SEJONG -- The number of South Koreans, who have been “de facto” out of work, has surpassed the 3 million mark.
The extended unemployment figures, as specified by Statistics Korea’s Employment Supplementary Index III, includes “underemployed” workers, such as temporary employees who work fewer than 36 hours a week and want full-time employment, as well as seasonal workers who are out of work for part of the year.
The standard unemployment rate stayed at 3 percent, with the number of jobless at 858,000, in August. But under the extended basis, the number of de facto unemployed people came to 3.1 million -- or 11 percent of the nation’s 28.21 million economically active people.
The extended unemployment rates have remained above 10 percent since December 2016, and above 11 percent since December 2018.
A notice board at a regional office of the Employment and Welfare Plus Center in Seoul informs visitors of the procedures to apply for an unemployment allowance earlier this year. (Yonhap)
The weak job market has led the government to pay out ever-higher amounts in benefits for those who lost their jobs, under the employment insurance system.
The growing volume of payouts reflects the extended jobless rate, a measure that also takes underemployment into account.
According to the Korea Employment Information Service, the government’s monthly payment of unemployment benefits reached 724.6 billion won ($605.5 million) in August. This is the highest figure for August since the government began to compile the data in 1997.
It posted a 17.9 percent increase from a year earlier, when the payouts stood at 614.2 billion won, and a 54.3 percent growth from 469.5 billion won in August 2017.
And the payment of unemployment benefits has nearly doubled in the last four years. The payouts surged by 97.7 percent, compared to August 2015, when it stayed at 366.4 billion won.
Over the corresponding four-year period, the number of recipients increased by 29.2 percent from 365,500 to 472,588.
By generation, recipients in their 50s held the largest proportion with 26.3 percent, trailed by those in their 60s with 22.7 percent, those in their 40s with 19.6 percent, those in their 30s with 19 percent and those in their 20s with 11.4 percent.
Women outnumbered men among benefit claimants in the month, accounting for 50.6 percent of the total.
(Graphic by Kim Sun-young/The Korea Herald)
The monthly payment of unemployment allowances surpassed the 500 billion-won mark for the first time in March 2018.

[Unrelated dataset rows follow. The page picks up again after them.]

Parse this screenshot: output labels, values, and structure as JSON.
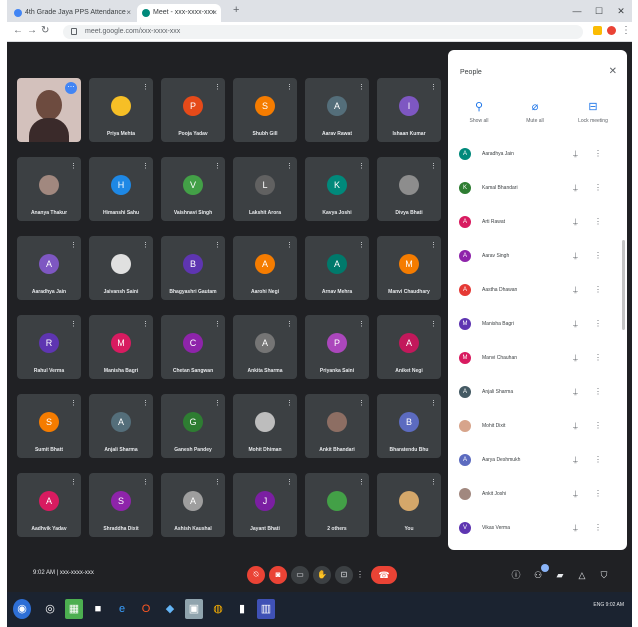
{
  "browser": {
    "tabs": [
      {
        "label": "4th Grade Jaya PPS Attendance"
      },
      {
        "label": "Meet - xxx-xxxx-xxx"
      }
    ],
    "url": "meet.google.com/xxx-xxxx-xxx"
  },
  "meeting": {
    "info": "9:02 AM  |  xxx-xxxx-xxx"
  },
  "tiles": [
    {
      "name": "",
      "initial": "",
      "color": "#d3c1bc",
      "self": true
    },
    {
      "name": "Priya Mehta",
      "initial": "",
      "color": "#f6bf26"
    },
    {
      "name": "Pooja Yadav",
      "initial": "P",
      "color": "#e64a19"
    },
    {
      "name": "Shubh Gill",
      "initial": "S",
      "color": "#f57c00"
    },
    {
      "name": "Aarav Rawat",
      "initial": "A",
      "color": "#546e7a"
    },
    {
      "name": "Ishaan Kumar",
      "initial": "I",
      "color": "#7e57c2"
    },
    {
      "name": "Ananya Thakur",
      "initial": "",
      "color": "#a1887f"
    },
    {
      "name": "Himanshi Sahu",
      "initial": "H",
      "color": "#1e88e5"
    },
    {
      "name": "Vaishnavi Singh",
      "initial": "V",
      "color": "#43a047"
    },
    {
      "name": "Lakshit Arora",
      "initial": "L",
      "color": "#616161"
    },
    {
      "name": "Kavya Joshi",
      "initial": "K",
      "color": "#00897b"
    },
    {
      "name": "Divya Bhati",
      "initial": "",
      "color": "#8d8d8d"
    },
    {
      "name": "Aaradhya Jain",
      "initial": "A",
      "color": "#7e57c2"
    },
    {
      "name": "Jaivansh Saini",
      "initial": "",
      "color": "#e0e0e0"
    },
    {
      "name": "Bhagyashri Gautam",
      "initial": "B",
      "color": "#5e35b1"
    },
    {
      "name": "Aarohi Negi",
      "initial": "A",
      "color": "#f57c00"
    },
    {
      "name": "Arnav Mehra",
      "initial": "A",
      "color": "#00796b"
    },
    {
      "name": "Manvi Chaudhary",
      "initial": "M",
      "color": "#f57c00"
    },
    {
      "name": "Rahul Verma",
      "initial": "R",
      "color": "#5e35b1"
    },
    {
      "name": "Manisha Bagri",
      "initial": "M",
      "color": "#d81b60"
    },
    {
      "name": "Chetan Sangwan",
      "initial": "C",
      "color": "#8e24aa"
    },
    {
      "name": "Ankita Sharma",
      "initial": "A",
      "color": "#757575"
    },
    {
      "name": "Priyanka Saini",
      "initial": "P",
      "color": "#ab47bc"
    },
    {
      "name": "Aniket Negi",
      "initial": "A",
      "color": "#c2185b"
    },
    {
      "name": "Sumit Bhatt",
      "initial": "S",
      "color": "#f57c00"
    },
    {
      "name": "Anjali Sharma",
      "initial": "A",
      "color": "#546e7a"
    },
    {
      "name": "Ganesh Pandey",
      "initial": "G",
      "color": "#2e7d32"
    },
    {
      "name": "Mohit Dhiman",
      "initial": "",
      "color": "#bdbdbd"
    },
    {
      "name": "Ankit Bhandari",
      "initial": "",
      "color": "#8d6e63"
    },
    {
      "name": "Bharatendu Bhu",
      "initial": "B",
      "color": "#5c6bc0"
    },
    {
      "name": "Aadhvik Yadav",
      "initial": "A",
      "color": "#d81b60"
    },
    {
      "name": "Shraddha Dixit",
      "initial": "S",
      "color": "#8e24aa"
    },
    {
      "name": "Ashish Kaushal",
      "initial": "A",
      "color": "#9e9e9e"
    },
    {
      "name": "Jayant Bhati",
      "initial": "J",
      "color": "#7b1fa2"
    },
    {
      "name": "2 others",
      "initial": "",
      "color": "#43a047"
    },
    {
      "name": "You",
      "initial": "",
      "color": "#d4a76a"
    }
  ],
  "controls": {
    "mic_icon": "mic-off-icon",
    "cam_icon": "camera-off-icon",
    "end_icon": "end-call-icon"
  },
  "people_panel": {
    "title": "People",
    "actions": [
      {
        "icon": "add-person-icon",
        "label": "Show all"
      },
      {
        "icon": "mute-all-icon",
        "label": "Mute all"
      },
      {
        "icon": "remove-icon",
        "label": "Lock meeting"
      }
    ],
    "participants": [
      {
        "name": "Aaradhya Jain",
        "initial": "A",
        "color": "#00897b"
      },
      {
        "name": "Kamal Bhandari",
        "initial": "K",
        "color": "#2e7d32"
      },
      {
        "name": "Arti Rawat",
        "initial": "A",
        "color": "#d81b60"
      },
      {
        "name": "Aarav Singh",
        "initial": "A",
        "color": "#8e24aa"
      },
      {
        "name": "Aastha Dhawan",
        "initial": "A",
        "color": "#e53935"
      },
      {
        "name": "Manisha Bagri",
        "initial": "M",
        "color": "#5e35b1"
      },
      {
        "name": "Manvi Chauhan",
        "initial": "M",
        "color": "#d81b60"
      },
      {
        "name": "Anjali Sharma",
        "initial": "A",
        "color": "#455a64"
      },
      {
        "name": "Mohit Dixit",
        "initial": "",
        "color": "#d7a48b"
      },
      {
        "name": "Aarya Deshmukh",
        "initial": "A",
        "color": "#5c6bc0"
      },
      {
        "name": "Ankit Joshi",
        "initial": "",
        "color": "#a1887f"
      },
      {
        "name": "Vikas Verma",
        "initial": "V",
        "color": "#5e35b1"
      }
    ]
  },
  "taskbar": {
    "tray_text": "ENG  9:02 AM"
  }
}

The recent surge in benefit payments is attributable to increases in the statutory minimum wage, which shot up 29 percent in only two years (2018 and 2019), some government officials claimed. The Labor Standards Act stipulates that unemployment allowance payments should not fall below 90 percent of the minimum wage. (As of this month, that figure will be amended to 80 percent.)
While the average recipient was paid 1.18 million won per month in 2017, the average monthly payment surged to 1.51 million won in 2019, according to a release from the Ministry of Employment and Labor.
On a yearly cumulative basis, the payouts for jobless set an all-time high of 6.4 trillion won (for 1.33 million recipients) in 2018, continuously renewing the formerly high of 5 trillion won in 2017 and 4.6 trillion won in 2016.
Given 2.4 trillion won in 2008, the nation’s unemployment-benefit payment shot up 166.6 percent in a decade. And the yearly figure for 2019 is projected to exceed 8 trillion won if it maintains its current pace.
During the January-August period this year, the monthly payouts came to 691.6 billion won on average and 5.53 trillion won collectively. This suggests that the yearly sum could approach 8.3 trillion won by the end of the year.
By Kim Yon-se (email@example.com)